Our constituents further needed to understand what we were doing to expand the eligible pool of applicants through outreach and recruitment, why affirmative-action programs still are necessary despite those efforts, and why alternatives like percentage plans, under which institutions admit a given proportion of a high-school class in their state, may not achieve their educational mission or may sacrifice other important values. In doing so, we answered the commonly heard critique: "We share your goals, but isn't there a better way?" Our answer: "Not at this time, with our current pool of highly qualified students, and when race and ethnicity still remain such a salient feature of American life."

Finally, it was crucial to recruit allies to help make the case for the importance of diversity, in particular in areas such as the world of multinational corporations and the U.S. military. That effort made a difference to the court, and we in higher education should engage such groups in making the continuing case for diversity.

These historic Supreme Court decisions call on us to articulate the need for racial and ethnic diversity on our campuses and the necessity of taking action to achieve it. Justice Sandra Day O'Connor's majority opinion stated that affirmative action should have served its purpose and should no longer be required in 25 years. That underscores the urgency of our task. Our leadership may affect the course of public policy for years to come. Indeed, the Supreme Court rulings, which superceded a 1996 decision barring affirmative action in public institutions in Texas, have already made a difference. Immediately after they were announced, the presidents of both the University of Texas at Austin and Rice University said it was likely that race would once again be considered in admissions decisions.

History suggests that Supreme Court decisions, over time, may shape public opinion. A Gallup poll conducted in May 1954 asked respondents whether they approved or disapproved of the Supreme Court's holding in Brown v. Board of Education, which found segregated schools illegal. In the poll, 55 percent approved and 40 percent disapproved. Five years later, the approval rate had increased to 60 percent; today, it is unlikely that any but a small minority would disapprove of Brown's conclusion.

Let us hope that the Michigan cases give us the courage to have a similar conversation about diversity and how we can best achieve it.

This article from The Chronicle of Higher Education is available online at:
Copyright 2003 by The Chronicle of Higher Education

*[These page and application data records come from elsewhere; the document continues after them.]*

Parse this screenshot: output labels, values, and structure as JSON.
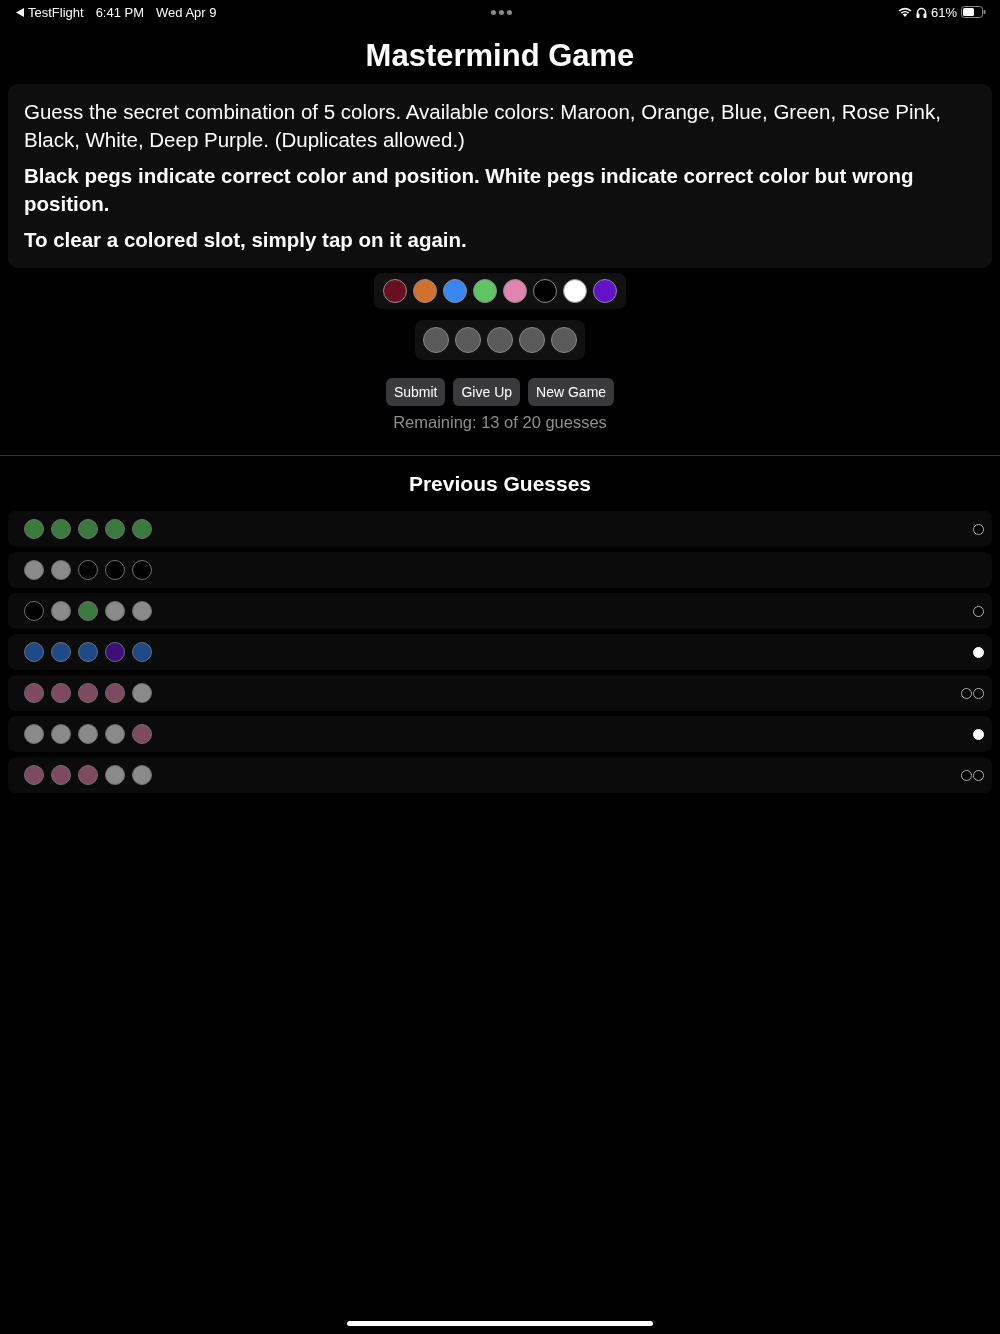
{
  "status_bar": {
    "back_label": "TestFlight",
    "time": "6:41 PM",
    "date": "Wed Apr 9",
    "battery": "61%"
  },
  "title": "Mastermind Game",
  "instructions": [
    {
      "text": "Guess the secret combination of 5 colors. Available colors: Maroon, Orange, Blue, Green, Rose Pink, Black, White, Deep Purple. (Duplicates allowed.)",
      "bold": false
    },
    {
      "text": "Black pegs indicate correct color and position. White pegs indicate correct color but wrong position.",
      "bold": true
    },
    {
      "text": "To clear a colored slot, simply tap on it again.",
      "bold": true
    }
  ],
  "palette": [
    {
      "color": "#6a0f20"
    },
    {
      "color": "#d2702e"
    },
    {
      "color": "#3a86f0"
    },
    {
      "color": "#5ec466"
    },
    {
      "color": "#e383b0"
    },
    {
      "color": "#000000"
    },
    {
      "color": "#ffffff"
    },
    {
      "color": "#6212c8"
    }
  ],
  "current_guess": [
    {
      "filled": false
    },
    {
      "filled": false
    },
    {
      "filled": false
    },
    {
      "filled": false
    },
    {
      "filled": false
    }
  ],
  "buttons": [
    "Submit",
    "Give Up",
    "New Game"
  ],
  "remaining": "Remaining: 13 of 20 guesses",
  "previous_guesses": {
    "title": "Previous Guesses",
    "rows": [
      {
        "pegs": [
          {
            "color": "#3b7a3f"
          },
          {
            "color": "#3b7a3f"
          },
          {
            "color": "#3b7a3f"
          },
          {
            "color": "#3b7a3f"
          },
          {
            "color": "#3b7a3f"
          }
        ],
        "feedback": [
          {
            "kind": "black"
          }
        ]
      },
      {
        "pegs": [
          {
            "color": "#8a8a8a"
          },
          {
            "color": "#8a8a8a"
          },
          {
            "color": "#000000"
          },
          {
            "color": "#000000"
          },
          {
            "color": "#000000"
          }
        ],
        "feedback": []
      },
      {
        "pegs": [
          {
            "color": "#000000"
          },
          {
            "color": "#8a8a8a"
          },
          {
            "color": "#3b7a3f"
          },
          {
            "color": "#8a8a8a"
          },
          {
            "color": "#8a8a8a"
          }
        ],
        "feedback": [
          {
            "kind": "black"
          }
        ]
      },
      {
        "pegs": [
          {
            "color": "#1f4a8a"
          },
          {
            "color": "#1f4a8a"
          },
          {
            "color": "#1f4a8a"
          },
          {
            "color": "#3a0f78"
          },
          {
            "color": "#1f4a8a"
          }
        ],
        "feedback": [
          {
            "kind": "white"
          }
        ]
      },
      {
        "pegs": [
          {
            "color": "#7d4a60"
          },
          {
            "color": "#7d4a60"
          },
          {
            "color": "#7d4a60"
          },
          {
            "color": "#7d4a60"
          },
          {
            "color": "#8a8a8a"
          }
        ],
        "feedback": [
          {
            "kind": "black"
          },
          {
            "kind": "black"
          }
        ]
      },
      {
        "pegs": [
          {
            "color": "#8a8a8a"
          },
          {
            "color": "#8a8a8a"
          },
          {
            "color": "#8a8a8a"
          },
          {
            "color": "#8a8a8a"
          },
          {
            "color": "#7d4a60"
          }
        ],
        "feedback": [
          {
            "kind": "white"
          }
        ]
      },
      {
        "pegs": [
          {
            "color": "#7d4a60"
          },
          {
            "color": "#7d4a60"
          },
          {
            "color": "#7d4a60"
          },
          {
            "color": "#8a8a8a"
          },
          {
            "color": "#8a8a8a"
          }
        ],
        "feedback": [
          {
            "kind": "black"
          },
          {
            "kind": "black"
          }
        ]
      }
    ]
  }
}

Top of page

Questions? Comments? Please send e-mail to
Site last updated: September 5, 2012.   Copyright © 1997–2013 Regents of the University of Michigan.